Work task: Could you please count how many lines in the data below hold the string "eyebrow"? Reply with only the number.
-- Records provided follows --
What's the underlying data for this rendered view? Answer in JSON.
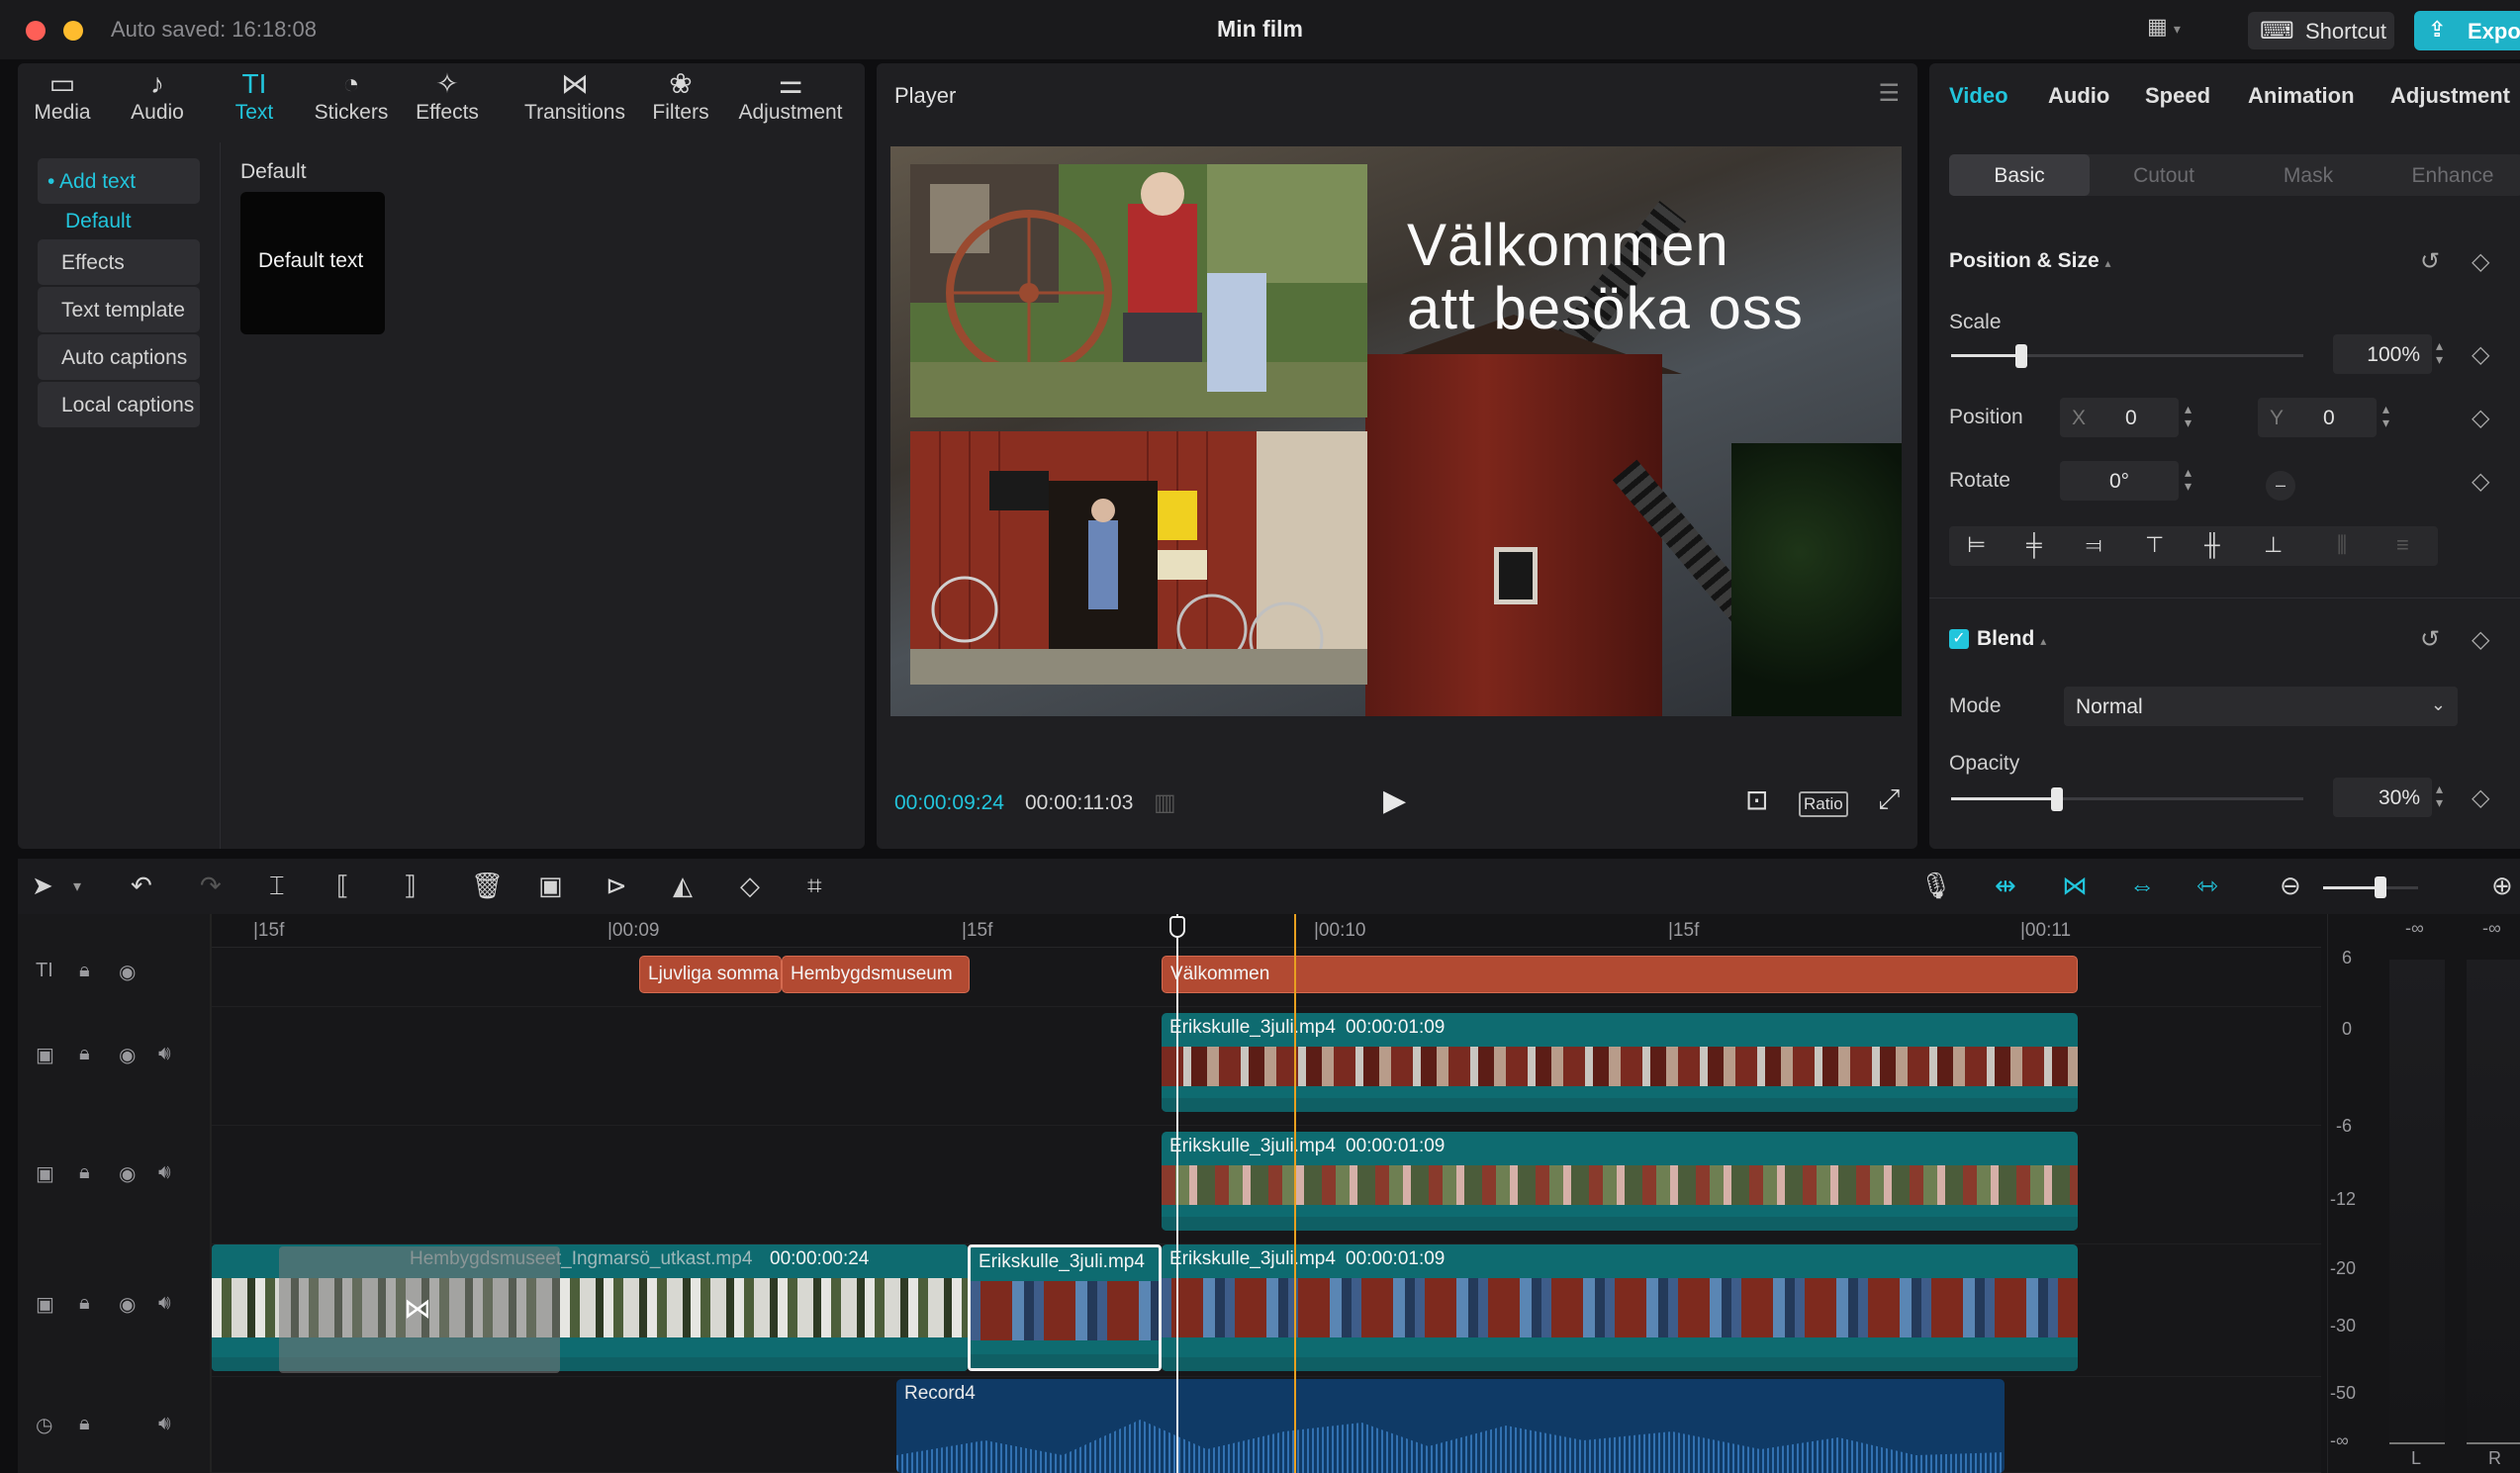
{
  "titlebar": {
    "autosave": "Auto saved: 16:18:08",
    "title": "Min film",
    "shortcut": "Shortcut",
    "export": "Export"
  },
  "left_toolbar": [
    {
      "label": "Media",
      "icon": "media-icon",
      "glyph": "▭"
    },
    {
      "label": "Audio",
      "icon": "audio-icon",
      "glyph": "♪"
    },
    {
      "label": "Text",
      "icon": "text-icon",
      "glyph": "TI"
    },
    {
      "label": "Stickers",
      "icon": "stickers-icon",
      "glyph": "◔"
    },
    {
      "label": "Effects",
      "icon": "effects-icon",
      "glyph": "✧"
    },
    {
      "label": "Transitions",
      "icon": "transitions-icon",
      "glyph": "⋈"
    },
    {
      "label": "Filters",
      "icon": "filters-icon",
      "glyph": "❀"
    },
    {
      "label": "Adjustment",
      "icon": "adjustment-icon",
      "glyph": "⚌"
    }
  ],
  "text_sidebar": {
    "add_text": "• Add text",
    "items": [
      "Default",
      "Effects",
      "Text template",
      "Auto captions",
      "Local captions"
    ]
  },
  "text_panel": {
    "section_title": "Default",
    "card_label": "Default text"
  },
  "player": {
    "title": "Player",
    "overlay_line1": "Välkommen",
    "overlay_line2": "att besöka oss",
    "current_time": "00:00:09:24",
    "total_time": "00:00:11:03",
    "ratio": "Ratio"
  },
  "inspector": {
    "tabs": [
      "Video",
      "Audio",
      "Speed",
      "Animation",
      "Adjustment"
    ],
    "subtabs": [
      "Basic",
      "Cutout",
      "Mask",
      "Enhance"
    ],
    "position_size": "Position & Size",
    "scale_label": "Scale",
    "scale_value": "100%",
    "scale_fraction": 0.2,
    "position_label": "Position",
    "x_label": "X",
    "x_value": "0",
    "y_label": "Y",
    "y_value": "0",
    "rotate_label": "Rotate",
    "rotate_value": "0°",
    "blend_label": "Blend",
    "mode_label": "Mode",
    "mode_value": "Normal",
    "opacity_label": "Opacity",
    "opacity_value": "30%",
    "opacity_fraction": 0.3
  },
  "timeline": {
    "ruler": [
      "|15f",
      "|00:09",
      "|15f",
      "|00:10",
      "|15f",
      "|00:11"
    ],
    "text_clips": [
      "Ljuvliga somma",
      "Hembygdsmuseum",
      "Välkommen"
    ],
    "overlay_clip_1": {
      "name": "Erikskulle_3juli.mp4",
      "duration": "00:00:01:09"
    },
    "overlay_clip_2": {
      "name": "Erikskulle_3juli.mp4",
      "duration": "00:00:01:09"
    },
    "main_clip_a": {
      "name": "Hembygdsmuseet_Ingmarsö_utkast.mp4",
      "duration": "00:00:00:24"
    },
    "main_clip_b": {
      "name": "Erikskulle_3juli.mp4"
    },
    "main_clip_c": {
      "name": "Erikskulle_3juli.mp4",
      "duration": "00:00:01:09"
    },
    "audio_clip": "Record4",
    "zoom_fraction": 0.6
  },
  "meter": {
    "top": [
      "-∞",
      "-∞"
    ],
    "scale": [
      "6",
      "0",
      "-6",
      "-12",
      "-20",
      "-30",
      "-50",
      "-∞"
    ],
    "channels": [
      "L",
      "R"
    ]
  },
  "colors": {
    "accent": "#22c5dc",
    "text_clip": "#b24a32",
    "video_clip": "#0e6b70",
    "audio_clip": "#0f3a66",
    "playhead_marker": "#e8a020"
  }
}
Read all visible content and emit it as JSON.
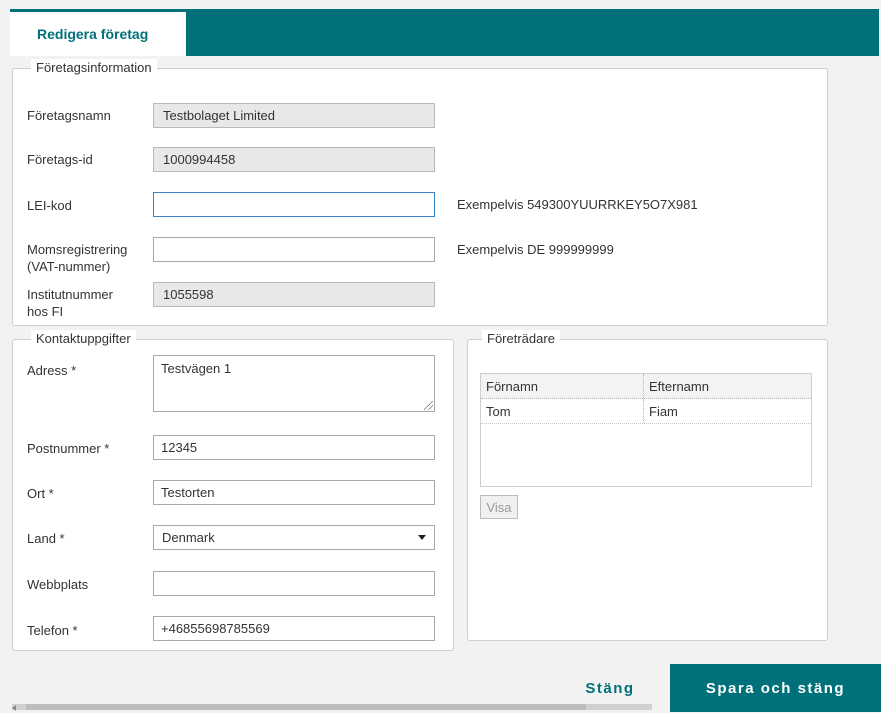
{
  "tabs": {
    "active": "Redigera företag"
  },
  "company": {
    "legend": "Företagsinformation",
    "name": {
      "label": "Företagsnamn",
      "value": "Testbolaget Limited"
    },
    "id": {
      "label": "Företags-id",
      "value": "1000994458"
    },
    "lei": {
      "label": "LEI-kod",
      "value": "",
      "hint": "Exempelvis 549300YUURRKEY5O7X981"
    },
    "vat": {
      "label_line1": "Momsregistrering",
      "label_line2": "(VAT-nummer)",
      "value": "",
      "hint": "Exempelvis DE 999999999"
    },
    "fi": {
      "label_line1": "Institutnummer",
      "label_line2": "hos FI",
      "value": "1055598"
    }
  },
  "contact": {
    "legend": "Kontaktuppgifter",
    "address": {
      "label": "Adress *",
      "value": "Testvägen 1"
    },
    "postal": {
      "label": "Postnummer *",
      "value": "12345"
    },
    "city": {
      "label": "Ort *",
      "value": "Testorten"
    },
    "country": {
      "label": "Land *",
      "value": "Denmark"
    },
    "website": {
      "label": "Webbplats",
      "value": ""
    },
    "phone": {
      "label": "Telefon *",
      "value": "+46855698785569"
    }
  },
  "representatives": {
    "legend": "Företrädare",
    "columns": [
      "Förnamn",
      "Efternamn"
    ],
    "rows": [
      {
        "first": "Tom",
        "last": "Fiam"
      }
    ],
    "view_button": "Visa"
  },
  "footer": {
    "close_label": "Stäng",
    "save_label": "Spara och stäng"
  },
  "colors": {
    "accent": "#00707a",
    "focus": "#3b86c8"
  }
}
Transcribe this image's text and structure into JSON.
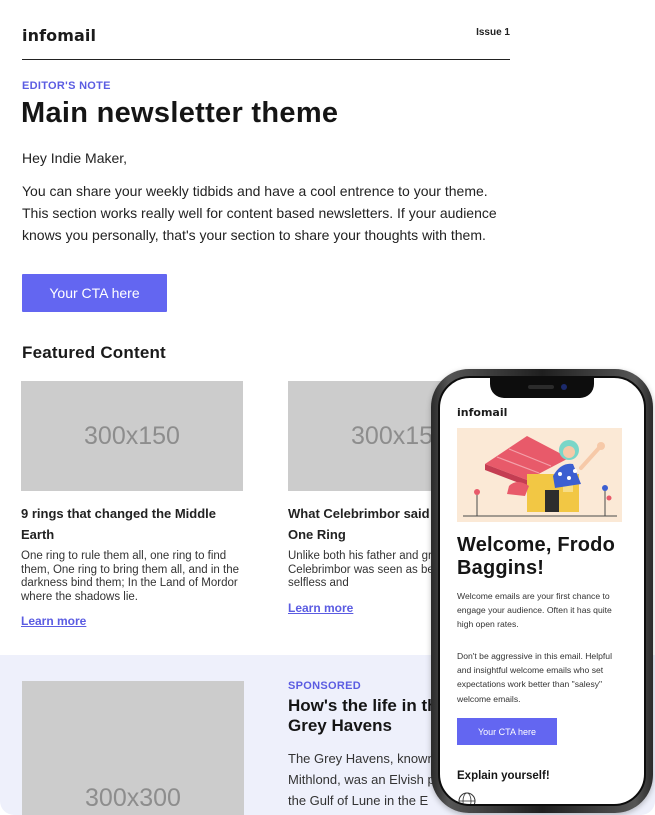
{
  "header": {
    "logo": "infomail",
    "issue": "Issue 1"
  },
  "editor_note": {
    "eyebrow": "EDITOR'S NOTE",
    "title": "Main newsletter theme",
    "greeting": "Hey Indie Maker,",
    "body": "You can share your weekly tidbids and have a cool entrence to your theme. This section works really well for content based newsletters. If your audience knows you personally, that's your section to share your thoughts with them.",
    "cta_label": "Your CTA here"
  },
  "featured": {
    "title": "Featured Content",
    "cards": [
      {
        "placeholder": "300x150",
        "title": "9 rings that changed the Middle Earth",
        "desc": "One ring to rule them all, one ring to find them, One ring to bring them all, and in the darkness bind them; In the Land of Mordor where the shadows lie.",
        "link": "Learn more"
      },
      {
        "placeholder": "300x150",
        "title": "What Celebrimbor said about The One Ring",
        "desc": "Unlike both his father and grandfather, Celebrimbor was seen as being both selfless and",
        "link": "Learn more"
      }
    ]
  },
  "sponsored": {
    "placeholder": "300x300",
    "eyebrow": "SPONSORED",
    "title": "How's the life in the Grey Havens",
    "body": "The Grey Havens, known as Mithlond, was an Elvish port on the Gulf of Lune in the E"
  },
  "phone": {
    "logo": "infomail",
    "welcome": "Welcome, Frodo Baggins!",
    "text1": "Welcome emails are your first chance to engage your audience. Often it has quite high open rates.",
    "text2": "Don't be aggressive in this email. Helpful and insightful welcome emails who set expectations work better than \"salesy\" welcome emails.",
    "cta_label": "Your CTA here",
    "explain": "Explain yourself!"
  },
  "colors": {
    "accent": "#6366f1",
    "placeholder": "#cccccc",
    "sponsored_bg": "#eef0fb"
  }
}
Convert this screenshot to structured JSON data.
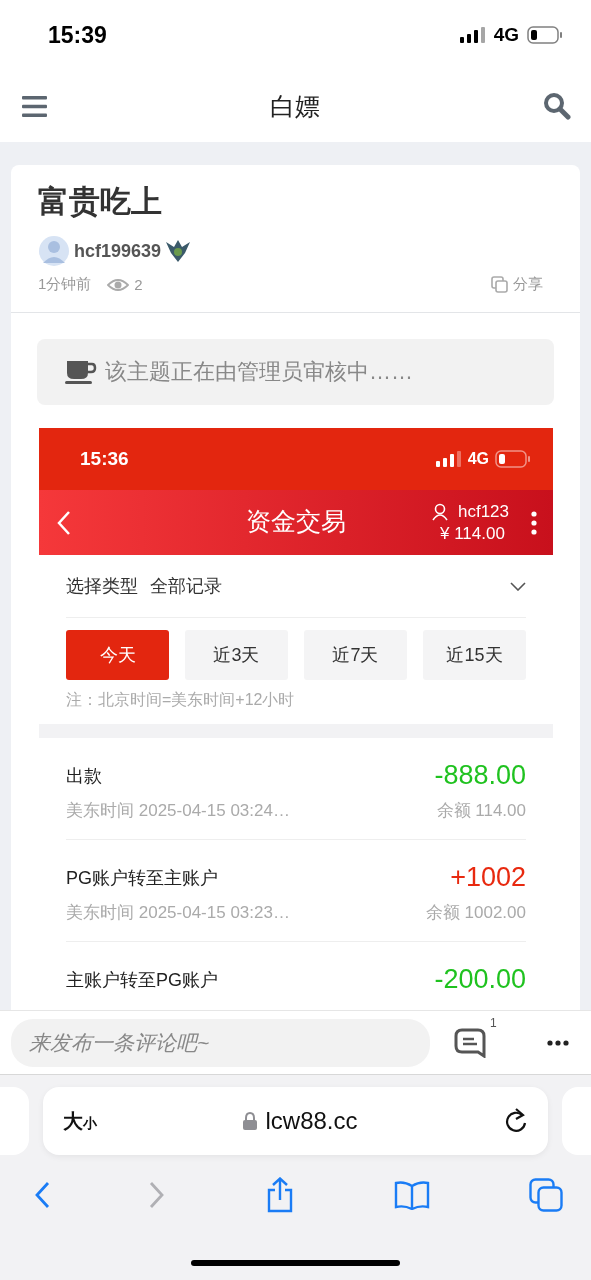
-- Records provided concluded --
Task response: 2